Four Good Reasons to be in Louisville, KY., 11 – 14 January 2011. Have you ever been to the Louisville MHShow (nee Midwest Manufactured Housing Show)? If so, you know there was no such venue earlier this year (January 2010). Well, there’s certainly going to be a MHShow this time around! And here’re four good reasons for you to consider attending:

11 January 2011. The day long Manufactured Housing Manager (‘MHM’) professional property management training and certification program will take place in a hotel meeting room near the entrance to the Kentucky State Fairgrounds, where the Louisville MHShow begins the next day. Today, nearly 1,000 MHMs own and or manage landlease communities throughout the U.S. and Canada! Take this opportunity, for only $250.00/MHM candidate, to participate and earn your MHM certification. You’ll receive a copy of the text Landlease Community Management, monograph of contemporary LLCommunity ‘How To’ writings, formal MHM certificate, and gold MHM lapel pin.

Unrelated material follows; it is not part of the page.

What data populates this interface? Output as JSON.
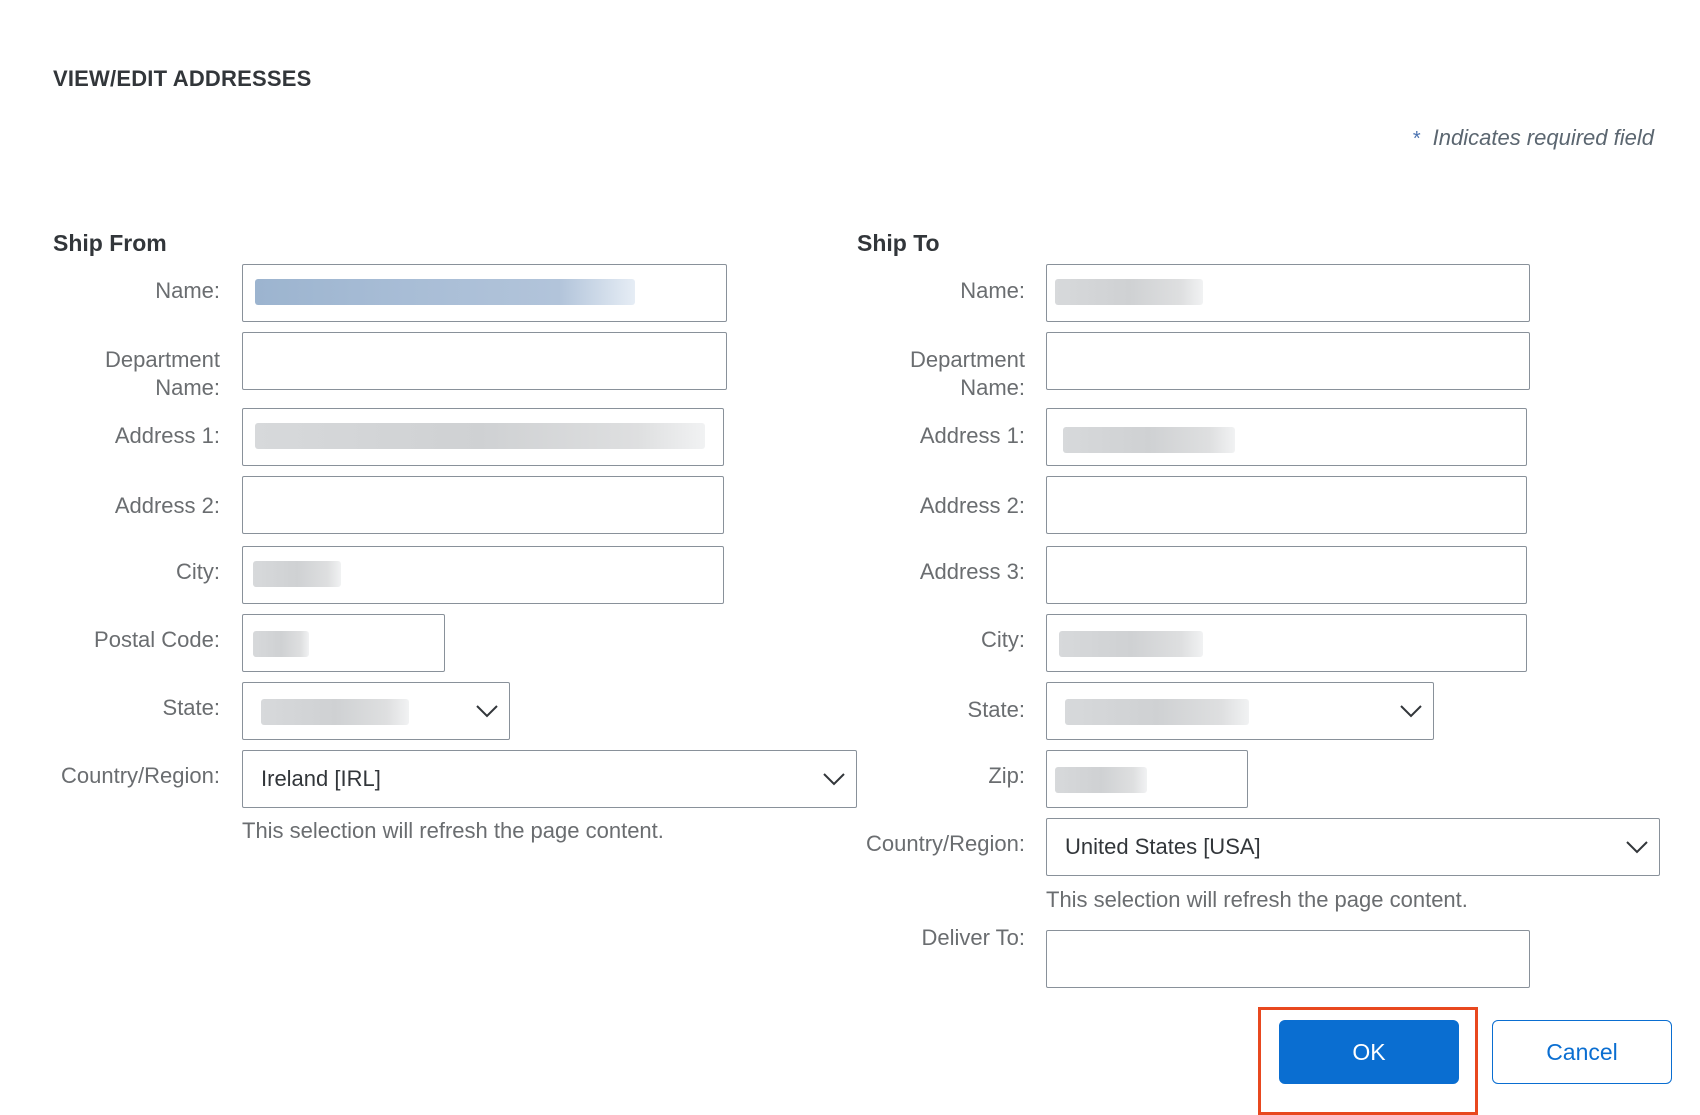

Class is taught by a CPM® member of the Institute of Real Estate Management®, and 30 year owner/operator of Midwest LLCommunities. For information, and or register for this program, limited to 20 participants, phone (317) 346-7156.

12 January 2011. The first day of the Louisville MHShow, at the Kentucky State Fair Grounds in Louisville, KY. If you’re ‘in the MHBusiness in the Midwest’ YOU owe it to yourself to be present for at least two of the three days – to tour and buy new homes from the dozens on display, especially Community Series Homes, and participate in the LLCommunity – focused seminars the next day…

13 January 2011. While the Louisville MHShow continues in the Exhibit Hall, no fewer than four LLCommunity – focused FREE seminars will occur in an adjacent meeting room. Don Westphal will hold forth on the design and features of Community Series Homes (‘CSH’) – providing a list of such homes on display in the Exhibit Hall. Then Ken Rishel will answer questions relative to the variety of self – finance programs popular with LLCommunity owners/operators selling and ‘carrying the paper’ on new and resale home transactions in their properties. George Allen will describe How To Calculate ‘affordable’ & ‘risky’, new & resale price points for homes within one’s LLCommunity or sited on scattered building sites; and, how to know – ahead of time – what priced homes will sell best, in any local housing market in the U.S.! The four sessions will end with Tony Kovachs describing the best ways to use social media and online marketing, to sell homes within and outside LLCommunities! Ed Hicks will also be present, describing an upcoming seminar he’s hosting relative to the FHA 207(m) Program. To register for the Louisville MHShow, phone (707) 587-3350. When you phone, tell’em ‘George sent me!’ Seriously.

14 January 2011. Last day of the Louisville MHShow.

Another GFA NOTE. Also be aware, there’s the possibility of a special FOCUS Group meeting, probably 12 January, that’ll be ‘by invitation only’, for LLCommunity owners/operators seriously interested in perpetuating LLCommunity products and services, e.g. newsletters, annual directories, statistical reports, property management training & certification, networking/deal-making opportunities, etc.. This meeting, if it occurs, will be held during the Louisville MHShow, but at a nearby hotel meeting room, has been requested by LLCommunity owners responding, to what’s covered in Part II of this blog posting. To ensure you’re on the LLCommunityowner/operator invitation list, phone (317) 346-7156.

End Notes.

1. Sample issue and subscription via (317) 346-7156 or see *2 following.

2. ‘Ah Ha! & Uh Oh!’ price point calculation worksheet is available FREE by phoning the MHIndustry HOTLINE: (877) MFD-HSNG or 633-4764.

George Allen, Realtor®, CPM®Emeritus, MHM
Consultant to the Factory – built Housing Industry &
The Landlease Community Real Estate Asset Class
Box # 47024
Indianapolis, IN. 46247
(317) 346-7156

No Comments »

No comments yet.

RSS feed for comments on this post. TrackBack URL

Leave a comment

Powered by WordPress